“This study identifies a novel and potentially modifiable psychological process – repetitive negative thinking – that is associated with increased risk for dementia,” Marchant said.

The fact that repetitive negative thinking might be detrimental to longterm mental health probably shouldn’t surprise anyone, but the links to specific outcomes like global cognition and memory seem new and important to me.

But “potentially modifiable” was the phrase that interested me most.

Is it possible for people who persistently worry or possess a perpetually negative outlook on life alter these states for longterm mental health?

For some, perhaps not. You can’t simply change your brain chemistry or rid yourself of past trauma by willing it away. For some, persistent negative thinking may not be so malleable.

But for many, I suspect the answer may be yes. “Potentially modifiable” might be a real thing.

I aggressively attempt to avoid negative thinking at all costs. I recently described myself as oppressively optimistic, and Elysha agreed.

She agreed in not so positive way. Sort of a “Yes, and it really sucks” kind of way.

Oh well. No cognitive decline for me, at least not as a result of repetitive negative thinking.

And yes, I know that I can sometimes be crushingly sunny. I spend a great deal of time trying to convince people that things are going to be okay. The world is not so bad. Problems are often conquerable and temporary. Complaining gets you nowhere. I know that many people find my disposition challenging and even offensive.

I’m planning a TED Talk on the subject. I’m sure it will annoy many.

Too bad. I think that sunny is right. Optimism rules. Positivity is precious.

Admittedly, I am not oppressively optimistic because of a fear for cognitive decline, though I’ll happily add it to my list.

I have a few reasons for my oppressive optimism:

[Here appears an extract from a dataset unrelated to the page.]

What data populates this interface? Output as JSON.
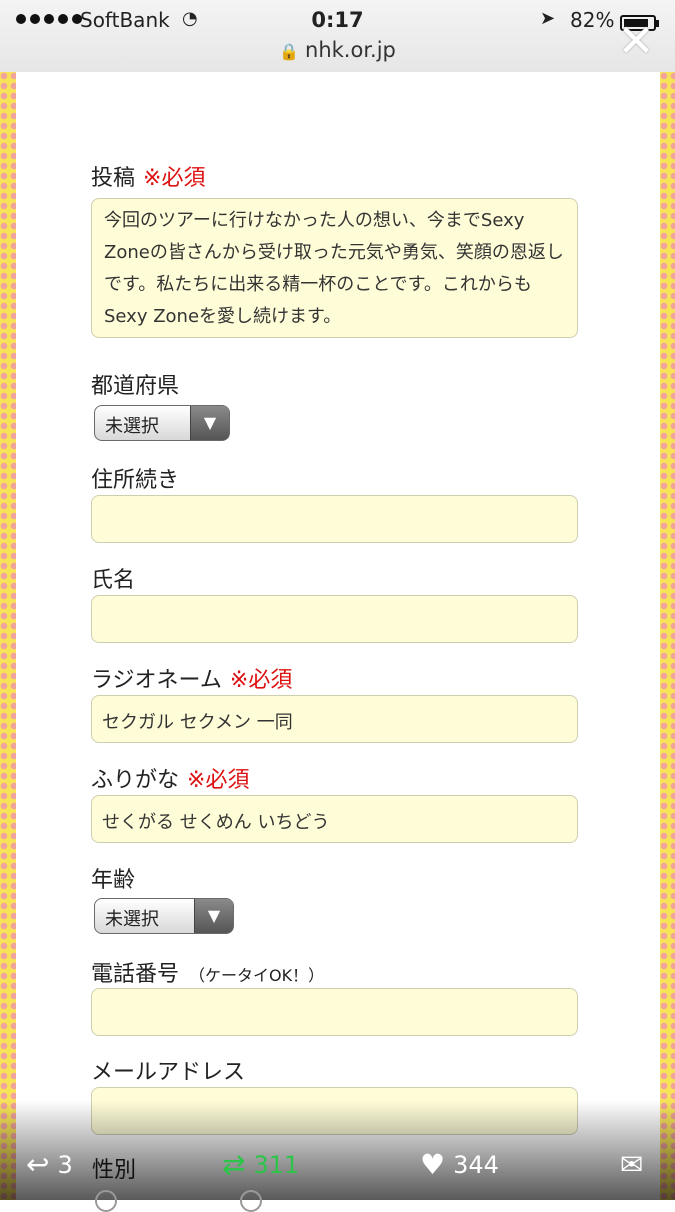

  1. I don’t enjoy the company of persistently negative people and complainers, so I try not to be one myself.
  2. I find that people are happier and more excited to spend time with me if I have a positive attitude.
  3. I feel better about myself and the world when I’m not worrying or trapped in negative thinking.
  4. My past struggles often make the problems of today seem small and petty by comparison.
  5. I think that Martin Luther King, Jr. was correct when he said that “The arc of the moral universe is long, but it bends toward justice.”
  6. Multiple studies have concluded that optimists are healthier, more productive, and live longer.

With a list like that, why not at least try to rid yourself of some negative thinking?

If you’d like to give it a try, here are a few simply strategies that boost my optimism every day:

  1. I exercise every day. Biking, golf, swimming, and a morning routine of push-ups, sit-up, and planks are my current staples. Nothing boosts my mood better than exercising. Yet less than 5% of American adults participate in 30 minutes of physical activity each day, and only one in three adults receive the recommended amount of physical activity each week.
  2. I stay informed, choosing my news sources carefully. During the pandemic, for example, I have followed the vaccine trials and developments of therapeutics closely. I understand what a phase 1, 2 and 3 trial involve. I know the current status of the Oxford and Moderna studies. I can tell you the evolving thinking on herd immunity. Back in early February, I was aware of the coming pandemic before most people because I stay informed. Elysha and I stocked up on supplies like toilet paper and prescription drugs long before the supply chains were stretched and broken. I was telling colleagues about the coming pandemic in early February, and some thought I was crazy. But being well informed eliminates the worry of not knowing, prepares me for moment, and offers me hope for the future.
  3. I meditate daily. Teaching yourself to clear your mind is an outstanding way to eliminate worry.
  4. I sleep well. This is not possible for everyone, I know, but if you watch television in bed, spend significant time on your phone while in bed, read in bed, constantly alter your sleep patterns depending on the day, or hit the snooze alarm, you are not taking sleep seriously and are probably losing valuable REM time as a result. Yes, I sleep fewer hours than most people, but I spend that time in bed well.
  5. I spend time in nature. Spending time around trees and looking at trees reduces stress, lowers blood pressure and improves mood. Numerous studies show that both exercising in forests and simply sitting looking at trees reduce blood pressure as well as the stress-related hormones cortisol and adrenaline.

There are many other things I do and many more things that I could be doing, of course. But these five strategies are simple and doable by just about everyone regardless of your lifestyle.

For me, one of the biggest boosts to my positivity is time spent in the company of another positive person. I have two people in my life who are even more oppressively positive and optimistic than me, and they have become role models of sorts for me. Reminders that further progress is possible. Examples of how infectious and appealing a positive person can be.